The 1996 Defense of Marriage Act banning federal recognition of legally married same-sex couples may soon meet its demise in court, as the Obama administration had hanged the law out to dry.
After New York in 2011 became one of the biggest states to allow same-sex marriages, others have done the same or are currently trying. Washington's Gov. Christine Gregoire Feb. 13 signed a marriage equality law; Maryland Gov. Martin O'Malley, a fellow Democrat, will get to do the same this week.
As Democrats continue to etablish same-sex marriage in states across the U.S., one group advocating for nationwide marriage equality says it is time to make it official: put same-sex marriage on the party platform.
The Democratic Party at its best is a leader in standing against all forms of discrimination. And support for the freedom of gay couples to marry is a natural next step, said Marc Solomon, national campaign director for Freedom to Marry, a New York-based advocacy group.
This February, Freedom to Marry launched a drive to get major Democrats on board with adding a plank to the party platform at September's convention that affirms its support of the full inclusion of all families with in the life of our nation, with equal respect, responsibility, and protection under the law, including the freedom to marry.
The proposed plank also calls for the end of DOMA and a platform opposing discriminatrory consitutitonal amendments and other attempts to deny the freedom to marry to loving and committed same-sex couples.
'Mainstream Democratic Position'
So far, several prominent Democrats support the effort; Sen. Jeanne Shaheen of New Hampshire backed the plank Tuesday, joining House Democratic leader Nancy Pelosi and former Sen. Russ Feingold of Wisconsin. Shaheen and Feingold also serve as national co-chairs of President Barack Obama's reelection campaign.
The recent support from top Democrats, Solomon said in an interview, shows most importantly that this is a mainstream Democratic position.
While top Republican legal minds and party elders have eventually come out in favor of marriage equality, the Democratic Party in the late 20th century has counted gays among its base of support. The rank-and-file overwhelmingly approve of same-sex marriage, an issue that is now a something of a given among prominent Democratic elected officials in blue states.
Still, the party today has evolved from the one in the 1990s that instituted many anti-gay policies being repealed.

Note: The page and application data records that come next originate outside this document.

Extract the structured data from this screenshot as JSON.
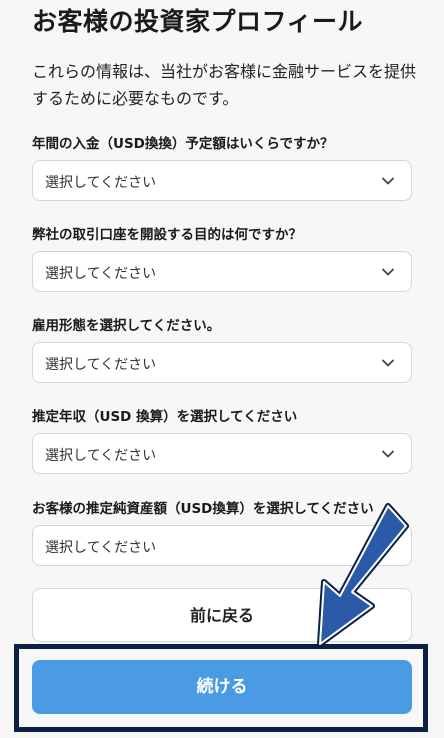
{
  "page": {
    "title": "お客様の投資家プロフィール",
    "description": "これらの情報は、当社がお客様に金融サービスを提供するために必要なものです。"
  },
  "questions": [
    {
      "label": "年間の入金（USD換換）予定額はいくらですか？",
      "value": "選択してください",
      "icon": "chevron-down-icon"
    },
    {
      "label": "弊社の取引口座を開設する目的は何ですか？",
      "value": "選択してください",
      "icon": "chevron-down-icon"
    },
    {
      "label": "雇用形態を選択してください。",
      "value": "選択してください",
      "icon": "chevron-down-icon"
    },
    {
      "label": "推定年収（USD 換算）を選択してください",
      "value": "選択してください",
      "icon": "chevron-down-icon"
    },
    {
      "label": "お客様の推定純資産額（USD換算）を選択してください",
      "value": "選択してください",
      "icon": "chevron-down-icon"
    }
  ],
  "buttons": {
    "back_label": "前に戻る",
    "continue_label": "続ける"
  },
  "colors": {
    "primary": "#4a9ae4",
    "annotation": "#0c1f44",
    "arrow_fill": "#2a5aa8"
  }
}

President Bill Clinton's desire to see the ban on gays in the military lifted brought Don't Ask, Don't Tell; a 1993 Hawaii court decision that said same-sex couples could get marriage licenses led to Clinton signing DOMA.
Though Obama has ended DADT and wants benefits for gay and lesbian couples, the president, as head of the Democratic Party, still publicly says he is personally opposed to same-sex marriage. This is a hurdle for Solomon and Freedom to Marry to clear.
I think it'd be easier to accomplish if the president was for freedom to marry, Solomon said of efforts to change the party platform. He's been talking about his evolution on the matter but I think this evolution has gone on for too long. He needs to make a decision.
Even if Obama is still evolving, the next generation of Democratic leaders preparing for the national stage -- New York Gov. Andrew Cuomo, Maryland's O'Malley, Washington's Gregiore and Gov. John Lynch of New Hampshire -- are full-throated supporters of same-sex marriage, with the achievements to prove it.
Many of these governors have high approval ratings, in part because of their achievements on this issue.
Solomon said gay marriage has been a boon to them and has helped give Democrats something to rally around at a time when there is strong sentiment that both parties are the same.
It's helped the brand of the party when, I think, people have this sense that political parties arent taking real stances and are too wishy washy, he said.
I think it'll be a strong statement to younger voters who feel strongly about the issue, he added.
As Freedom to Marry continues to reach out to bold-faced names, Solomon says there will be a focus on those down the Democratic food chain who will fill the Democratic National Convention in Charlotte, N.C.'s Time Warner Cable Arena.
The Democratic Party is a democratic institution and there is going to be a platform committee that's going to work together to devise a platform, Solomon said. We're going to participate every step of the way.